“No, he’s right,” put in James. “There’s this tree that whacks you, Madame Pomfrey said.”
Remus looked puzzled. “But what on earth were you doing by the Whomping Willow?” he asked. Sirius shrugged and there was an uneasy silence, until Remus spoke again in a firmly cheerful voice. “So. What is our follow-up going to be to the Banana Peel Powder?
James grinned and leant closer to the other three. “Well, I was thinking…”
That week, Professor McGonagall went around the common room with a list for students to sign if they wanted to remain at Hogwarts over the Christmas holidays. Sirius put his name down immediately.
“You’re staying at school?” Remus asked in surprise.
“Yep,” Sirius said with relish. “I don’t suppose Mother would have me at home, anyway, now that I’m a Gryffindor.”
“She can’t be that bad,” Peter said.
Sirius gave a bitter laugh. “My Mother makes Bellatrix look friendly.”
The other three all shuddered. All four of them laughed.
“Still, Christmas on your own isn’t going to be much fun,” Peter persisted.
“It’ll be more fun than at home, I can tell you,” Sirius answered.
“Besides,” James spoke up. “He’s not going to be on his own.

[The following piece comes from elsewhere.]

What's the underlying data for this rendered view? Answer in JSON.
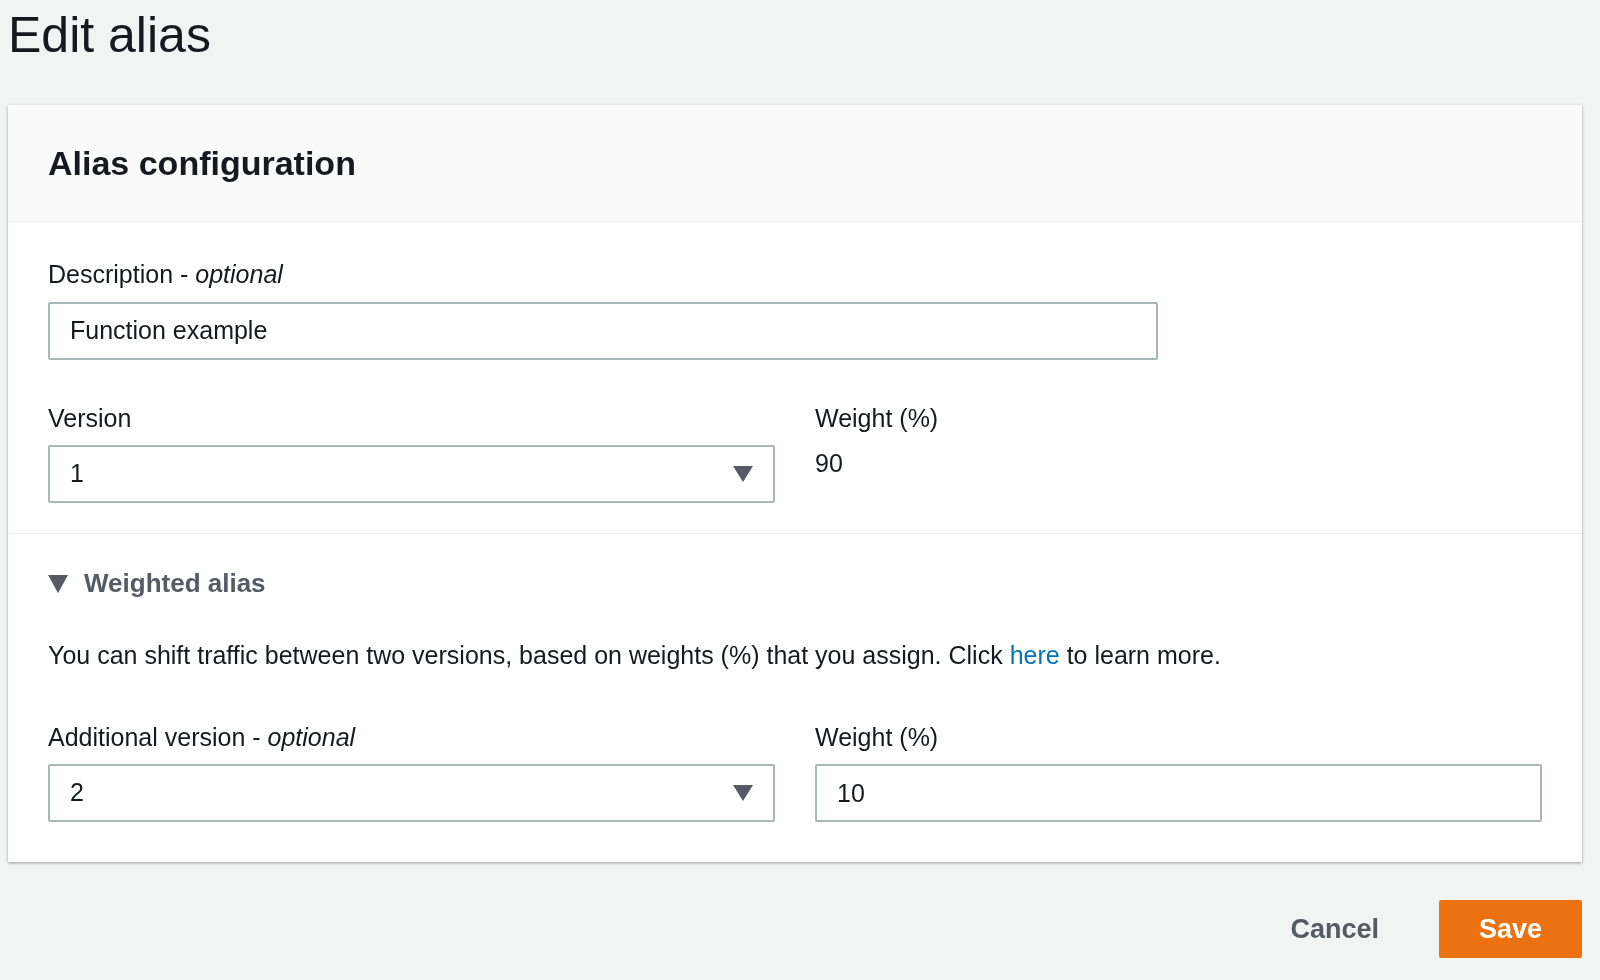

I’m staying, too.”
All three of them turned to him.
“Yeah, I thought it’d be good to have Christmas here.”
“James, I’ll be all right on my own, honestly.” Sirius looked a little angry.
“Yeah, I know,” James said. “But Mum and Dad are always going on about how wonderful Christmas at Hogwarts is,” he said, his eyes lighting up, “and I’ve heard that Snape’s staying for the holidays, too.”
Sirius’ grin threatened to split his face in two. “Brilliant,” he crowed.
James smiled. It would be an interesting holiday. Almost as interesting as explaining to his mother why he would not be coming home for Christmas as planned.